Healthy seeds will also look as though they have a coating of wax of their shell. This can be made obvious when exposing them to a bright light and witnessing a sheen effect.
Knowing how to determine the quality of cannabis seeds will save you precious time, money, and effort. Here's how to tell the good from the bad.
Indicas originated in dry areas like the Middle East. Because of this, plants are shorter in height as compared to sativas, but wider and bushier as a compensation. Their leaves are broader and thicker so that sunlight is more easily caught. They have shorter flowering periods to avoid mould during the fall. Because of their morphology, indica plants can’t handle humidity very well and so they’ve learned to develop sooner. This is a selling point for a lot of growers out there and surely part of the reason pure sativas are hard to find.
Because most strains out there are hybrids nowadays, it can be hard to tell from dried herb what is indica vs sativa. But there are still a few guidelines that can point you in the right direction for making an educated guess.
Whether as a need or a want, knowing how to distinguish cannabis sativa from indica is always handy. With this article, you’ll be able to do so before you even feel the high come on.
Sativas are known to provide an invigorating, uplifting, cerebral high that complements physical exercise, creative activities, and social events. Indica strains, on the other hand, offer a much more physically sedating stone. These are perfect for relaxing at home as you binge on Netflix. They also make great sleep aids.
If you have the chance to take a closer look, there are other factors you can seek out to distinguish between indica and sativa. In case you’re offered a couple of puffs, analyse the flavours. Indicas tend to have sweet flavours like Honey Cream or Sweet Skunk. Sativas, on the other hand, have more earthy and pungent tastes like Sour Diesel. When it comes to smell, sativas have a much more floral and delicate aroma. This is the opposite of their flavour, which is weird, but still true. Indicas emit a much more pungent and skunky profile. These will let the people around you know you have weed in your pocket much faster than a sativa will.
This is information you won’t be using when purchasing your bud, but it’s also good to know and definitely easier to define. Experienced growers will be able to tell if a plant is an indica or a sativa simply from a general glance at a garden. It becomes a fairly straightforward task after you’ve dealt with so many plants.
Let’s start off with sativas. Coming from regions like Southeast Asia, Colombia, and Mexico, these are plants that deal well with equatorial climates. These are very humid places. Plants have to adapt and so their physicality becomes an evolutionary consequence of their geography. Sativa plants will have slender leaves and grow tall as means of preventing the appearance of mould. This height change is more noticeable during the flowering stage. In the proper outdoor conditions, these plants can grow up to 6 metres tall.
Records date back to the 18th century with the first observed differences between indica and sativa plants.
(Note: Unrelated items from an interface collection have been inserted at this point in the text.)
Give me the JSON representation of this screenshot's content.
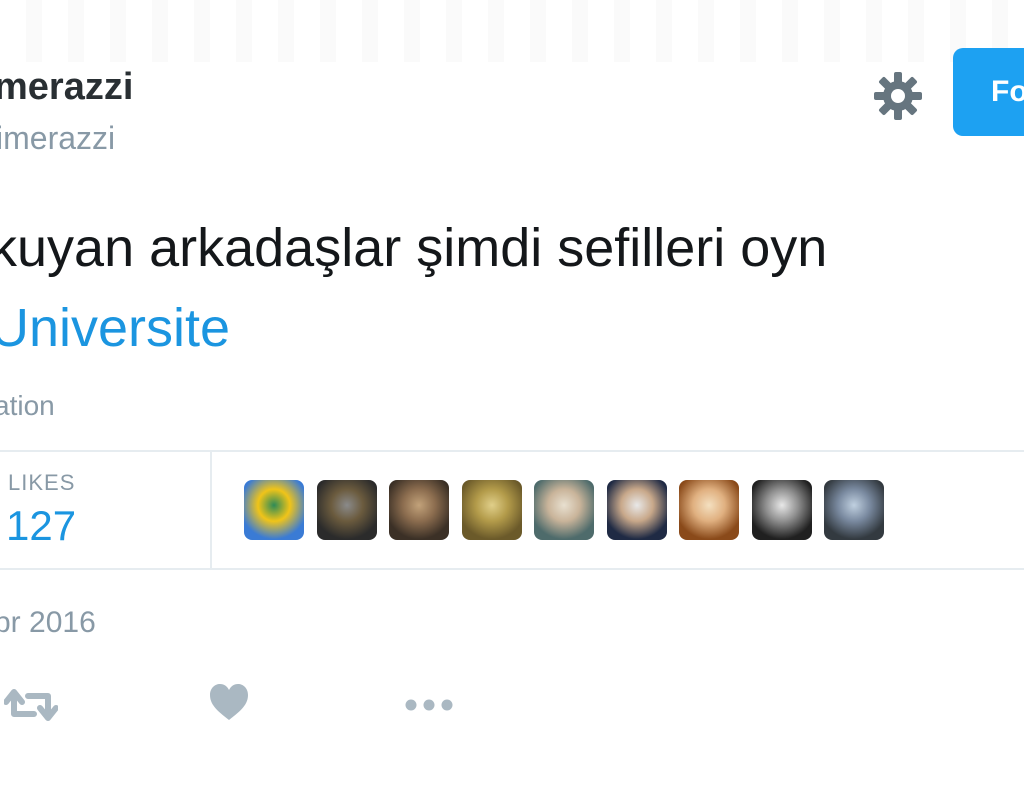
{
  "header": {
    "display_name": "merazzi",
    "handle": "imerazzi",
    "follow_label": "Fo",
    "settings_icon": "gear-icon"
  },
  "tweet": {
    "text": "kuyan arkadaşlar şimdi sefilleri oyn",
    "hashtag": "Universite",
    "translate_label": "ation",
    "timestamp": "pr 2016"
  },
  "stats": {
    "likes_label": "LIKES",
    "likes_count": "127"
  },
  "likers": [
    {
      "name": "liker-1",
      "palette": [
        "#3a7bd5",
        "#f0c419",
        "#2e8b57"
      ]
    },
    {
      "name": "liker-2",
      "palette": [
        "#2b2b2b",
        "#6b5b3e",
        "#8a8a8a"
      ]
    },
    {
      "name": "liker-3",
      "palette": [
        "#3b3026",
        "#8c6d4f",
        "#c2a27a"
      ]
    },
    {
      "name": "liker-4",
      "palette": [
        "#6b5a2a",
        "#b39b4a",
        "#e0cf8a"
      ]
    },
    {
      "name": "liker-5",
      "palette": [
        "#4e6b6b",
        "#c9b49a",
        "#e8e0d0"
      ]
    },
    {
      "name": "liker-6",
      "palette": [
        "#1f2a44",
        "#c8a88a",
        "#e8e8e8"
      ]
    },
    {
      "name": "liker-7",
      "palette": [
        "#8a4a1a",
        "#e0b080",
        "#f4e0c0"
      ]
    },
    {
      "name": "liker-8",
      "palette": [
        "#202020",
        "#909090",
        "#e8e8e8"
      ]
    },
    {
      "name": "liker-9",
      "palette": [
        "#333a40",
        "#7a8aa0",
        "#c0d0e0"
      ]
    }
  ],
  "actions": [
    {
      "name": "retweet-icon"
    },
    {
      "name": "like-icon"
    },
    {
      "name": "more-icon"
    }
  ],
  "colors": {
    "accent": "#1da1f2",
    "link": "#1b95e0",
    "muted": "#8899a6",
    "text": "#14171a"
  }
}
Back then, people started noticing that cannabis plants showed great differences in structure and resin production. Today, we have established standards and conditions for each type of cannabis plant and the effects they produce.
Regardless of your preference in terms of high, the truth is that indica buds look more aesthetic. This created a trend in the market. Today, pure sativa plants are rare, not only because of their growing requirements, but also because of bud appearance. So, you’ll generally be purchasing nugs that are indica-dominant, or at very least, contain a small concentration of indica genetics. That doesn’t mean sativas are inferior, but just know that these flowers will come in the form of fluffy and fragile nugs.
There are many ways you can learn to spot an indica from a sativa plant just by looking at them or their buds. It's not as hard as you may think!